“Sarah Margru Kinson, as she came to be known, was only nine years old when she was taken from her home in Africa and brought to Cuba, where she and fifty-two other captives, including three other children, were sold and taken aboard the Amistad. The Africans revolted and took over the ship, but were later captured and put on trial, a trial that went all way to the Supreme Court and was argued in the Africans’ favor by John Quincy Adams, allowing them to return home to Africa. Here is that extraordinary story as told by one of those children. A fictionalized account.”–Jacket flap.
Life sailing with the Royal Navy in the 1780’s was particularly miserable: sailors slept in crowded hammocks, ate moldy cheese and maggoty bread, and were subject to very harsh discipline. So when the HMS Bounty arrived in Tahiti after 11 months at sea, the crew of the Bounty thought it was heaven on earth. Living on the island paradise made them lazy and careless. As the return journey began, Captain Bligh’s crew proved reluctant to leave. His temper began to flare, and his second-in-command and old friend Fletcher Christian suffered the worst of Bligh’s outbursts. His honor at stake and a longing to return to the island, Christian led a mutiny, then set Bligh and 18 loyal crew members adrift in a launch. A daring escape by Christian and the mutineers, paired with Bligh’s amazing story of survival all make up one of history’s most rousing true maritime tales.
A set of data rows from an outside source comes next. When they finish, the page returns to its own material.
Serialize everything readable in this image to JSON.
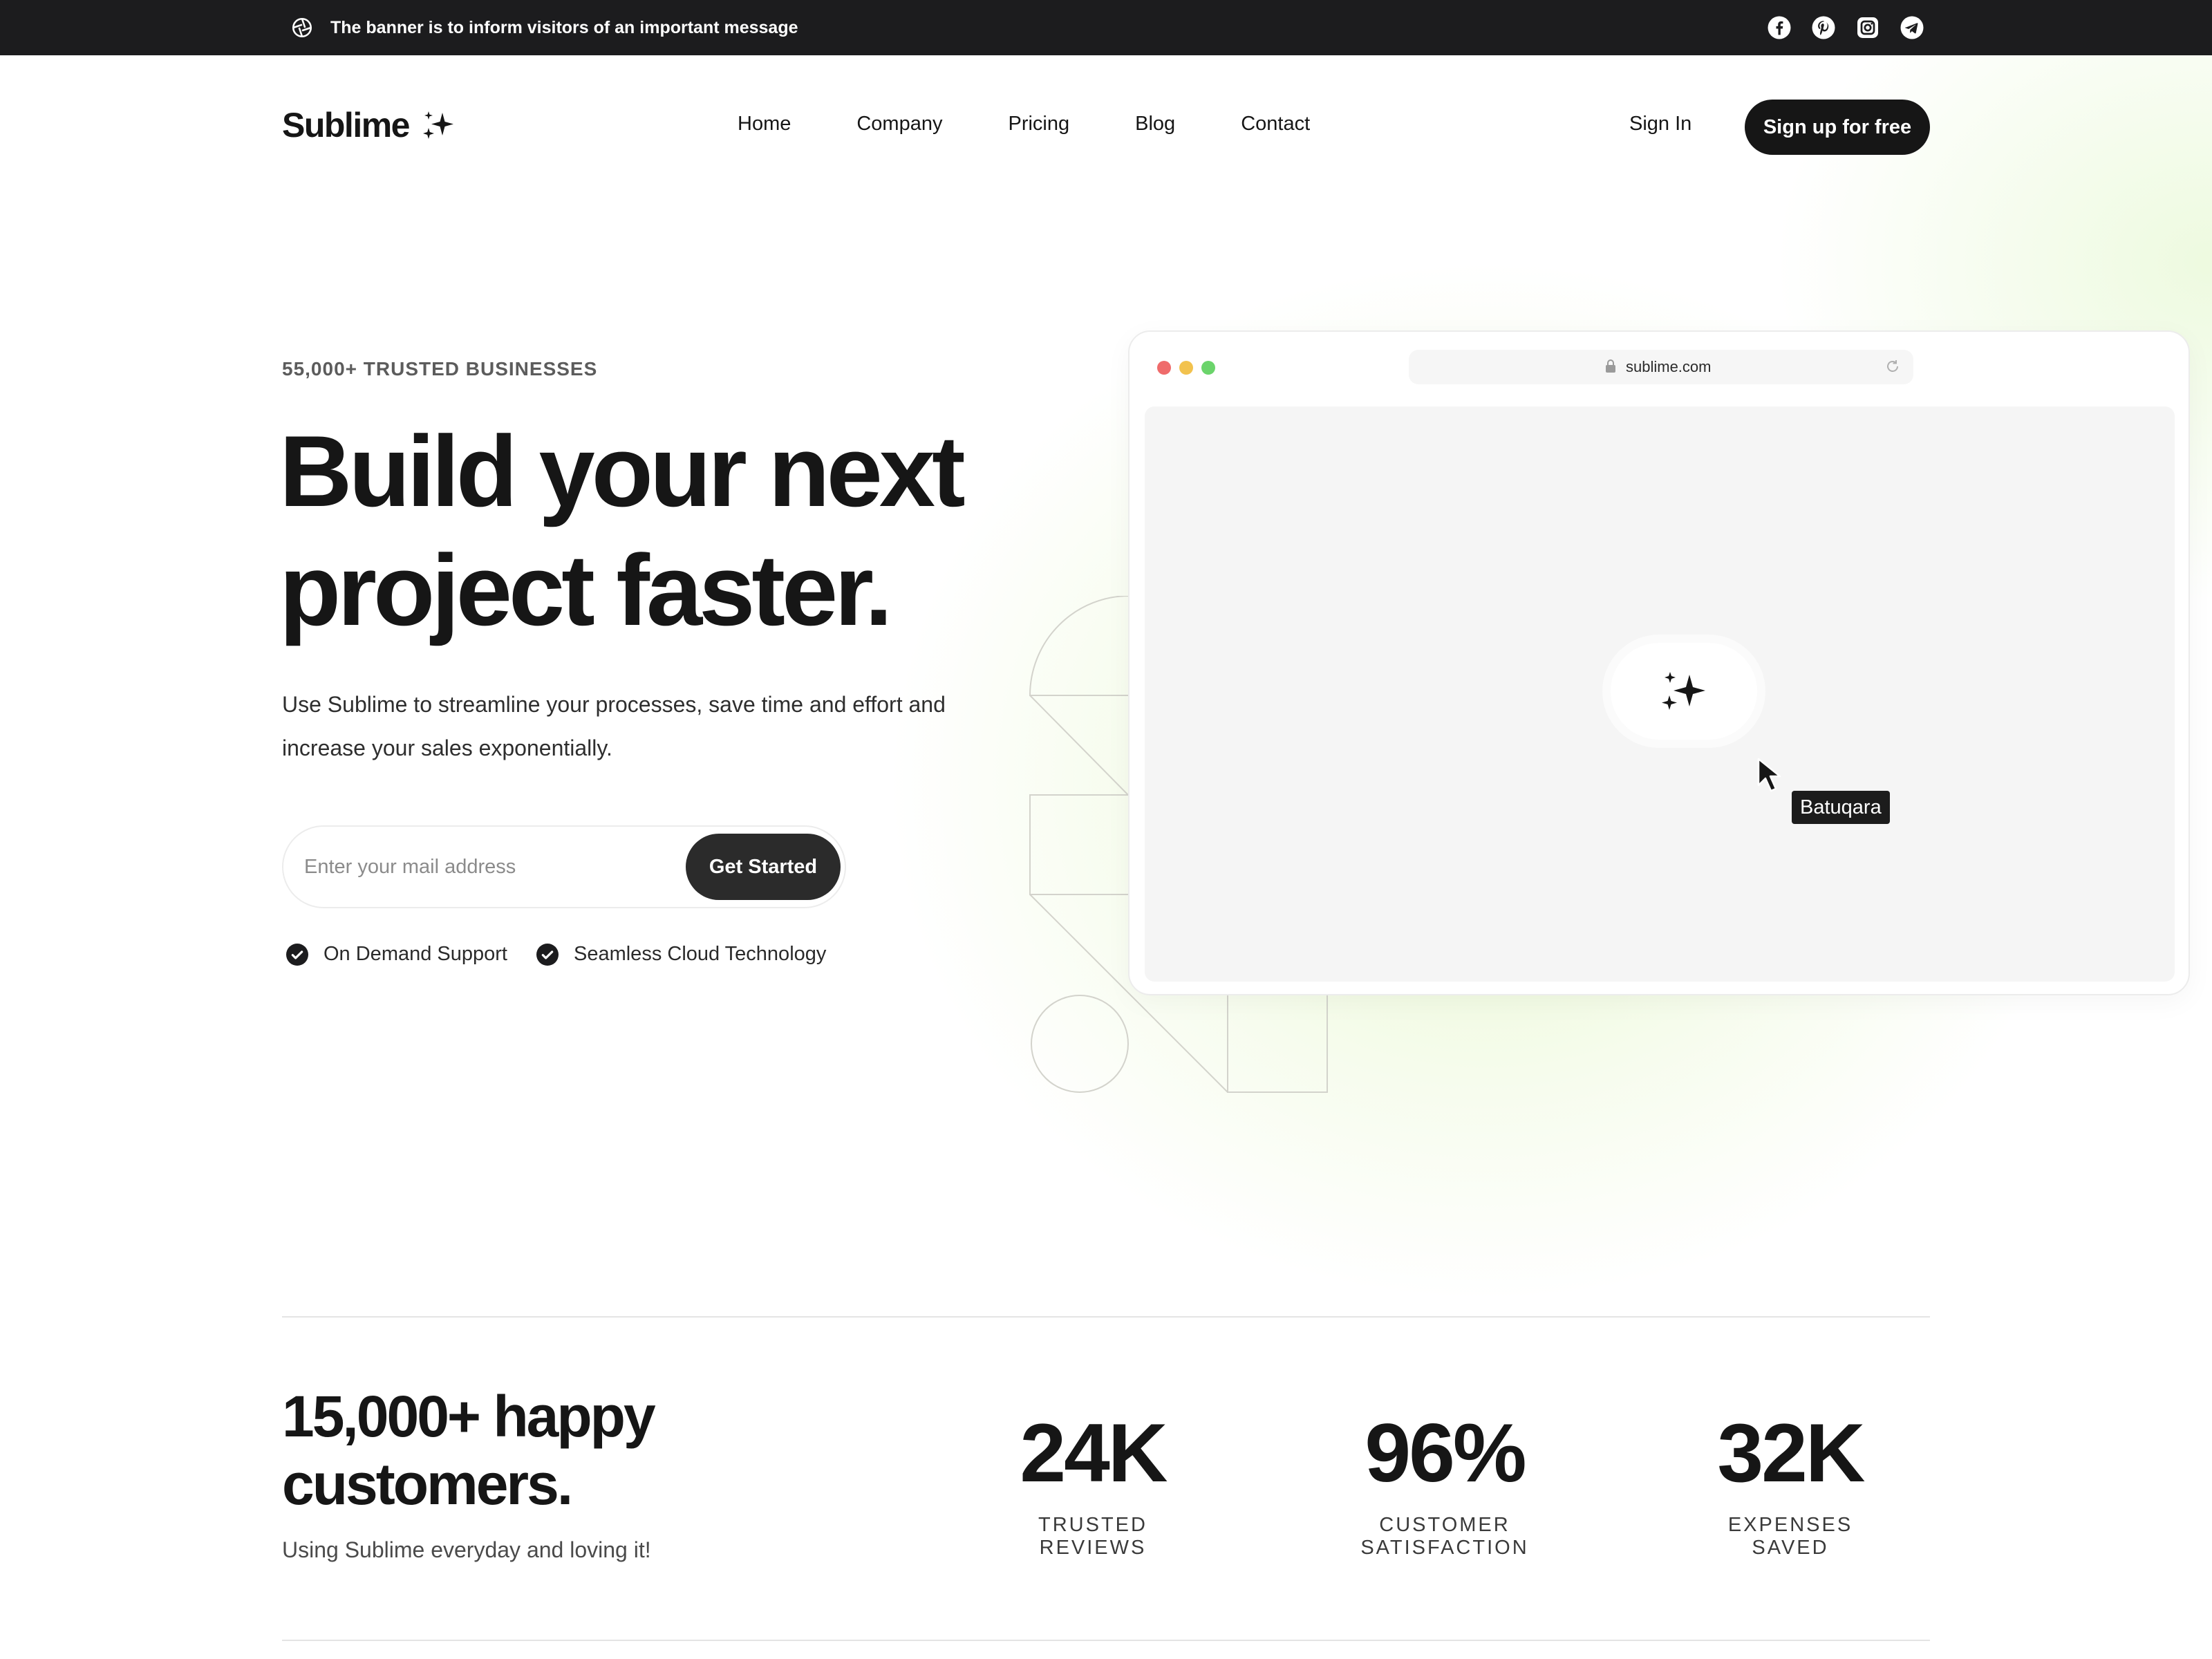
{
  "banner": {
    "message": "The banner is to inform visitors of an important message",
    "social_icons": [
      "facebook-icon",
      "pinterest-icon",
      "instagram-icon",
      "telegram-icon"
    ]
  },
  "nav": {
    "logo_text": "Sublime",
    "links": [
      "Home",
      "Company",
      "Pricing",
      "Blog",
      "Contact"
    ],
    "sign_in": "Sign In",
    "sign_up": "Sign up for free"
  },
  "hero": {
    "eyebrow": "55,000+ TRUSTED BUSINESSES",
    "headline_line1": "Build your next",
    "headline_line2": "project faster.",
    "subcopy": "Use Sublime to streamline your processes, save time and effort and increase your sales exponentially.",
    "email_placeholder": "Enter your mail address",
    "cta": "Get Started",
    "features": [
      "On Demand Support",
      "Seamless Cloud Technology"
    ]
  },
  "browser": {
    "url": "sublime.com",
    "cursor_label": "Batuqara"
  },
  "stats": {
    "headline": "15,000+ happy customers.",
    "subline": "Using Sublime everyday and loving it!",
    "items": [
      {
        "value": "24K",
        "label": "TRUSTED REVIEWS"
      },
      {
        "value": "96%",
        "label": "CUSTOMER SATISFACTION"
      },
      {
        "value": "32K",
        "label": "EXPENSES SAVED"
      }
    ]
  },
  "colors": {
    "dark": "#1c1c1e",
    "accent_glow": "#e2f6c4",
    "dot_red": "#ef6b6b",
    "dot_yellow": "#f2c24e",
    "dot_green": "#6bd46b"
  }
}
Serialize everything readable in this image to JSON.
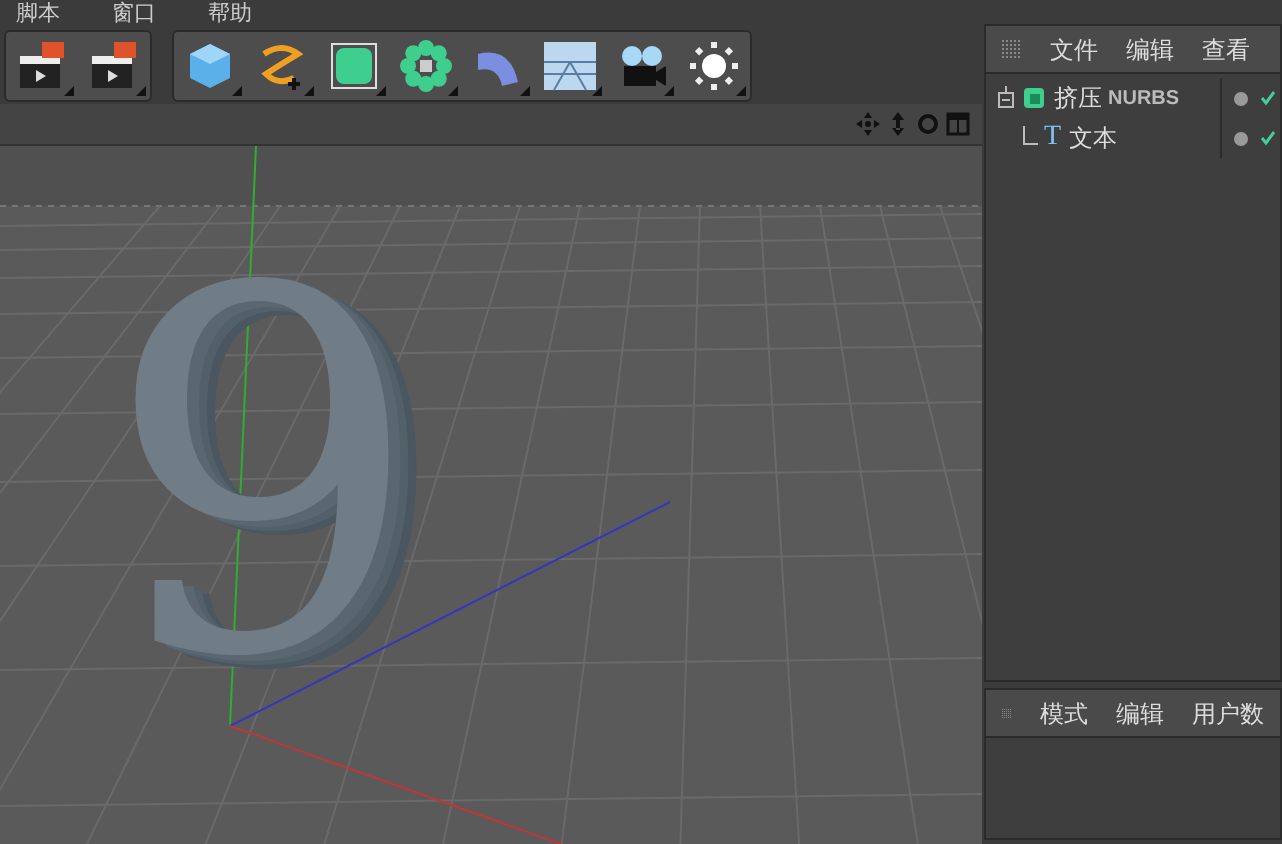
{
  "menu": [
    "脚本",
    "窗口",
    "帮助"
  ],
  "viewport": {
    "model_text": "9"
  },
  "object_manager": {
    "menu": [
      "文件",
      "编辑",
      "查看"
    ],
    "objects": [
      {
        "name": "挤压",
        "tag": "NURBS",
        "expanded": true,
        "children": [
          {
            "name": "文本",
            "icon": "T"
          }
        ]
      }
    ]
  },
  "attribute_manager": {
    "menu": [
      "模式",
      "编辑",
      "用户数"
    ]
  }
}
Patrick O’Brien’s 85 illustrations reach epic proportions of drama and realism.